(SUPPLIED DATA begins)

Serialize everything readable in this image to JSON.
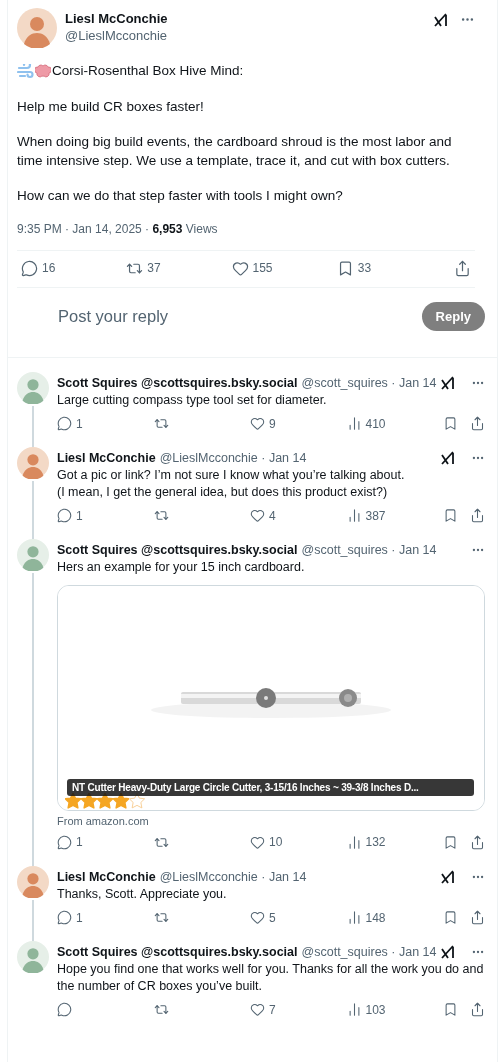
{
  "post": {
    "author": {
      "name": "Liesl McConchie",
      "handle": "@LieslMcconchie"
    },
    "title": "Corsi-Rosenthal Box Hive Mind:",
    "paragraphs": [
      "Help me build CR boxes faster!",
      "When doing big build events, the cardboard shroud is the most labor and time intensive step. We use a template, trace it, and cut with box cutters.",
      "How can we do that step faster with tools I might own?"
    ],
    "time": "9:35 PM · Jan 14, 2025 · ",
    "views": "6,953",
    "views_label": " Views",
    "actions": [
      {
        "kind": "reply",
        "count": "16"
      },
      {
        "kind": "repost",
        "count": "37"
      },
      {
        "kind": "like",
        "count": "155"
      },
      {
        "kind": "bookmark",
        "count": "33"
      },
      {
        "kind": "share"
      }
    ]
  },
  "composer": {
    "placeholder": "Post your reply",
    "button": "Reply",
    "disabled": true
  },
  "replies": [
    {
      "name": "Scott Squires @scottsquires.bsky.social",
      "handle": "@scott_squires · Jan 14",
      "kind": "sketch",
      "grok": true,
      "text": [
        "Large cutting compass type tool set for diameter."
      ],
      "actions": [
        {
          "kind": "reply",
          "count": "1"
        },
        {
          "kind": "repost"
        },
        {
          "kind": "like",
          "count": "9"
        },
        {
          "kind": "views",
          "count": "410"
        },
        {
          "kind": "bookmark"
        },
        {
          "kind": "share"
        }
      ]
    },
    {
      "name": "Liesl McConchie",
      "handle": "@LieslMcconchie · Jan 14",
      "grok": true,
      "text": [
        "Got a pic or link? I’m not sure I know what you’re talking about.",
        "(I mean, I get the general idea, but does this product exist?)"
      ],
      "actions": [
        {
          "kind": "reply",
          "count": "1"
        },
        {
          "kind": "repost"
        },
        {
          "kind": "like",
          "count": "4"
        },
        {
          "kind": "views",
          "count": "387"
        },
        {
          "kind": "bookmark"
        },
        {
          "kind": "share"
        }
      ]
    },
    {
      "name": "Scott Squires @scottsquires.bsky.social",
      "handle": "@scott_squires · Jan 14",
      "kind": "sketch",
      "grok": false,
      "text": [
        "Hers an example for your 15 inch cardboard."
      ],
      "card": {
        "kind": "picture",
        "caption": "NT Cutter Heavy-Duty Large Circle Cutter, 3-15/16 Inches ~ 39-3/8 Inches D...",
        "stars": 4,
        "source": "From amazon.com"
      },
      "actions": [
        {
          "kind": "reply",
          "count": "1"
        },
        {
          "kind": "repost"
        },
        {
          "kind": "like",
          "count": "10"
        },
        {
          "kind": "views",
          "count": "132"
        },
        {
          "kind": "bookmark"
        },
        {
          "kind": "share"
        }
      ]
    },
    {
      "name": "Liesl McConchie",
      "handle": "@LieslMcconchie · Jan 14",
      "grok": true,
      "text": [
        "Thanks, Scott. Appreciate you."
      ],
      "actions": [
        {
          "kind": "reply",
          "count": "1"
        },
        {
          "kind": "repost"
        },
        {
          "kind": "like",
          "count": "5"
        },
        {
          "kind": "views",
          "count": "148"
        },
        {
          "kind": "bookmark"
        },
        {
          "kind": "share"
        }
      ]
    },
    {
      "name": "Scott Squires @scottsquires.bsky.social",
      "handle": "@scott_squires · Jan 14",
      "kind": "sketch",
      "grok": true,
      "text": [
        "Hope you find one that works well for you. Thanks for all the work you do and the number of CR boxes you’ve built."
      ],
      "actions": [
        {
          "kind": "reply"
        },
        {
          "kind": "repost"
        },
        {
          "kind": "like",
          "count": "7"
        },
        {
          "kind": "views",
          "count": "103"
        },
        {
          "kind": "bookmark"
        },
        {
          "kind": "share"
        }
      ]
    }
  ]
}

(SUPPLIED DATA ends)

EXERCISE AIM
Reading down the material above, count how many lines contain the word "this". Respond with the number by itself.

RESPONSE AREA
2